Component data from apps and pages

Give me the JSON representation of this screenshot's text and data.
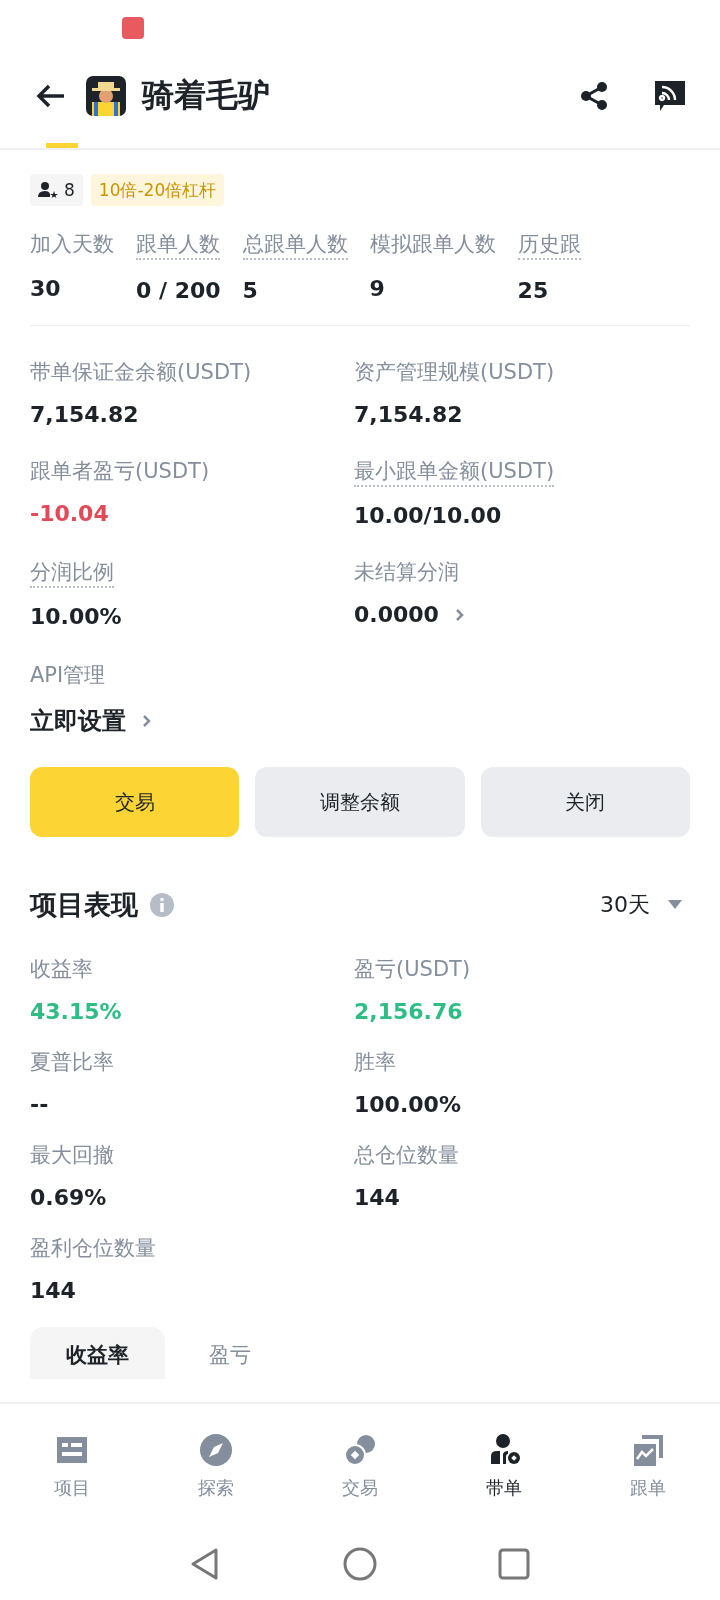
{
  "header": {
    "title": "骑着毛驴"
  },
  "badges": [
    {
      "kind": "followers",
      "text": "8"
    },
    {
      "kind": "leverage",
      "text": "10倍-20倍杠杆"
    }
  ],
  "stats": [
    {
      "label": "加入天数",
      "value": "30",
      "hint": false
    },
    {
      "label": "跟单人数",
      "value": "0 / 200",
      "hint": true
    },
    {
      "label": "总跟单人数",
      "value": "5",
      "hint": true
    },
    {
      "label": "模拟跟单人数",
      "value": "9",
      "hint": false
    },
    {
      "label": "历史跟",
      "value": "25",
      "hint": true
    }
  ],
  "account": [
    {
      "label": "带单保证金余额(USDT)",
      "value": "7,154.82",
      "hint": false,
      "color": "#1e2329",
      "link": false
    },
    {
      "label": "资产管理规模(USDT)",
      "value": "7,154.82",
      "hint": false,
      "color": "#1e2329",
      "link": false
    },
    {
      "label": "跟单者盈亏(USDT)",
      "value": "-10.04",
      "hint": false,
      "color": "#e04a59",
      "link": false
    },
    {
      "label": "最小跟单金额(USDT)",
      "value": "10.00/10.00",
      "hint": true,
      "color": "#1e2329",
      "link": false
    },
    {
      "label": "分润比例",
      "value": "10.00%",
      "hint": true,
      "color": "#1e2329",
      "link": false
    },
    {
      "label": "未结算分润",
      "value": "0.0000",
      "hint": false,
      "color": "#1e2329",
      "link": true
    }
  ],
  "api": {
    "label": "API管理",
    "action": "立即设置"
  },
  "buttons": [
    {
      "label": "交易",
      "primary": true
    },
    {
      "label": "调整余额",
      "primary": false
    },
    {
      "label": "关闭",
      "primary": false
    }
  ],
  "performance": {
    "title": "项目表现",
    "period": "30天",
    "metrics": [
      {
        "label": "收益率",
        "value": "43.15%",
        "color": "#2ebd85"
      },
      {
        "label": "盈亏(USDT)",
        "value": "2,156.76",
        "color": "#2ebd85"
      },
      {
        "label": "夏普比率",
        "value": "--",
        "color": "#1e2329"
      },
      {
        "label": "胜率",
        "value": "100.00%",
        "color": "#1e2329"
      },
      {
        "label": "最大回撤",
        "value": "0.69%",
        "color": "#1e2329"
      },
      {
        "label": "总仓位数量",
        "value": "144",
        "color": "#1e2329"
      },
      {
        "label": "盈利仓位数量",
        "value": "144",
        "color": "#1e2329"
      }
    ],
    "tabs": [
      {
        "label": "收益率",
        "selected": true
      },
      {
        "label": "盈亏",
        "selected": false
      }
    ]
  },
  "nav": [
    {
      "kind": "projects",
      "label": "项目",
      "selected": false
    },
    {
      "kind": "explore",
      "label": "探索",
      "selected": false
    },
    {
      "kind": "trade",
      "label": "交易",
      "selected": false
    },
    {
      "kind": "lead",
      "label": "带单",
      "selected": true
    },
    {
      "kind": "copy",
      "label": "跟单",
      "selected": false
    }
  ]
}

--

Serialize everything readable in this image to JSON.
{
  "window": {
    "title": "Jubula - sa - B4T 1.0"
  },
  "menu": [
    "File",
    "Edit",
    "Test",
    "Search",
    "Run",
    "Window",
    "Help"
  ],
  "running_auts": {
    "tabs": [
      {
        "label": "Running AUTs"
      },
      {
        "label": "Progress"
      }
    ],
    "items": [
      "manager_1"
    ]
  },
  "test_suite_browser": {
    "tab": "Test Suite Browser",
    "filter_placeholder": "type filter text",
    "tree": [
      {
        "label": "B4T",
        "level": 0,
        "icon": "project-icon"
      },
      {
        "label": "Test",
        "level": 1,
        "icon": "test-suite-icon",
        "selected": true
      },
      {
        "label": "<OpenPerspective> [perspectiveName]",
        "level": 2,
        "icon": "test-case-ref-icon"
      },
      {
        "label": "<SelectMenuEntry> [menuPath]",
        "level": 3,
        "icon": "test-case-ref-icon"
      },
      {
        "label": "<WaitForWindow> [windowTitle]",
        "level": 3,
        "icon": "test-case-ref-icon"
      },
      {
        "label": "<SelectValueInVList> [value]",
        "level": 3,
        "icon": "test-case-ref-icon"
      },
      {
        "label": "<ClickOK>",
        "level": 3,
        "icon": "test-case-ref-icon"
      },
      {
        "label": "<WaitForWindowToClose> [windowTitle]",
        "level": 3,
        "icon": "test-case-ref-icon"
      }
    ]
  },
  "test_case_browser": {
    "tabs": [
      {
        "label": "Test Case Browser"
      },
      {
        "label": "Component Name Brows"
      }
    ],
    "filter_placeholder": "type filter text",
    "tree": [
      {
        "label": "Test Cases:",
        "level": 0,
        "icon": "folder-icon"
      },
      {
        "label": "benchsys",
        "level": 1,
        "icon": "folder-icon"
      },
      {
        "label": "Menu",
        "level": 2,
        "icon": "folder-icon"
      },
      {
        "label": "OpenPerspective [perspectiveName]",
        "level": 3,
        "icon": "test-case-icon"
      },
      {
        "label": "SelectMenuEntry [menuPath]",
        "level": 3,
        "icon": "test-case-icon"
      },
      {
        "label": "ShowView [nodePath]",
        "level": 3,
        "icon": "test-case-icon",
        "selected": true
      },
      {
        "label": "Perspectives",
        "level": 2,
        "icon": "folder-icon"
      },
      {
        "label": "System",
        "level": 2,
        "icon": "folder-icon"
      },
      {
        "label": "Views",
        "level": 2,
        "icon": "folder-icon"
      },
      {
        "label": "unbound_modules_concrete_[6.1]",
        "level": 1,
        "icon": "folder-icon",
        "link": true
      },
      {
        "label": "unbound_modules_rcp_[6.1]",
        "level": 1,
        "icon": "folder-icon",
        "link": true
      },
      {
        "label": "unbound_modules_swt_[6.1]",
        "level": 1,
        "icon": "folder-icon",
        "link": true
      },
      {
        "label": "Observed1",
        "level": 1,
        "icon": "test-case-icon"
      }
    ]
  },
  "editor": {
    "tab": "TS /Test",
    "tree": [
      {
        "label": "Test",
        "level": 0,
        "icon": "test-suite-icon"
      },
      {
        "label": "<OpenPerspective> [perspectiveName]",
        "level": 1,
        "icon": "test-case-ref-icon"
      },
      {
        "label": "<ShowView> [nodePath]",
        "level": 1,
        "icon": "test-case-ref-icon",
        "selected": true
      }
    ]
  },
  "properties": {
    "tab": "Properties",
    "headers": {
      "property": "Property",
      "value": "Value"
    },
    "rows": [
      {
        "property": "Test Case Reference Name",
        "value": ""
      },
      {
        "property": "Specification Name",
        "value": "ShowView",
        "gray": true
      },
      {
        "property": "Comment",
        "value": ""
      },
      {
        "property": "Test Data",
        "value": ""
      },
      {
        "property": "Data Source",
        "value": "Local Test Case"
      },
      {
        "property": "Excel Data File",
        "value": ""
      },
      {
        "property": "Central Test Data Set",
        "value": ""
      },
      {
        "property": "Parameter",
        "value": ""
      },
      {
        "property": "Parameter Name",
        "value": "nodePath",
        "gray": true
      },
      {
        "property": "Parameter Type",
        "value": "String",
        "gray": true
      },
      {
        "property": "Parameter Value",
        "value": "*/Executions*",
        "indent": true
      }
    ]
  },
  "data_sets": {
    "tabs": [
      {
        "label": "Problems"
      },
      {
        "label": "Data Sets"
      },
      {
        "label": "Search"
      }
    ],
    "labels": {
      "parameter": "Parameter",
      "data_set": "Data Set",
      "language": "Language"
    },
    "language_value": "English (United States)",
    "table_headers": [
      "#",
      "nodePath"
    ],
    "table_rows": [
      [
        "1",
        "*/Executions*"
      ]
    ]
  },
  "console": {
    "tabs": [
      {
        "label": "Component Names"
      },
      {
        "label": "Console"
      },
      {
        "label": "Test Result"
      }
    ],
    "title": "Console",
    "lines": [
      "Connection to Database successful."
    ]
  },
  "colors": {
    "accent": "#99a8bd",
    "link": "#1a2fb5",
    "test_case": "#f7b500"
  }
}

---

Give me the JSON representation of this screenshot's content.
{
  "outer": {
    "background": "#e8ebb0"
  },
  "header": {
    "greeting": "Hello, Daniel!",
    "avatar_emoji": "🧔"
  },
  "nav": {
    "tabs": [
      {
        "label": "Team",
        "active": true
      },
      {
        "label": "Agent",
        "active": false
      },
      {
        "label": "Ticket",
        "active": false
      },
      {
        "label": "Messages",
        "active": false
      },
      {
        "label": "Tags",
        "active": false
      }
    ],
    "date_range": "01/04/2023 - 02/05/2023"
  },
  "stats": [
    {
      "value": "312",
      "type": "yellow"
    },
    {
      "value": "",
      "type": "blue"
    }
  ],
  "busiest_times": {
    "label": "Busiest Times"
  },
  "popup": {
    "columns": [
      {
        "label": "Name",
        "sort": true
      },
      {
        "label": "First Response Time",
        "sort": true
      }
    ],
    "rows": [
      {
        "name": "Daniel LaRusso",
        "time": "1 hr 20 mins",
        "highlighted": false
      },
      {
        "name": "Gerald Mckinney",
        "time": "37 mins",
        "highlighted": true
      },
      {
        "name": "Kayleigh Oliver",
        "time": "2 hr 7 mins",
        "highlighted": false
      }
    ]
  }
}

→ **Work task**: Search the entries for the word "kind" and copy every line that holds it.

→ **Finished exercise**:
      "kind": "followers",
      "kind": "leverage",
      "kind": "projects",
      "kind": "explore",
      "kind": "trade",
      "kind": "lead",
      "kind": "copy",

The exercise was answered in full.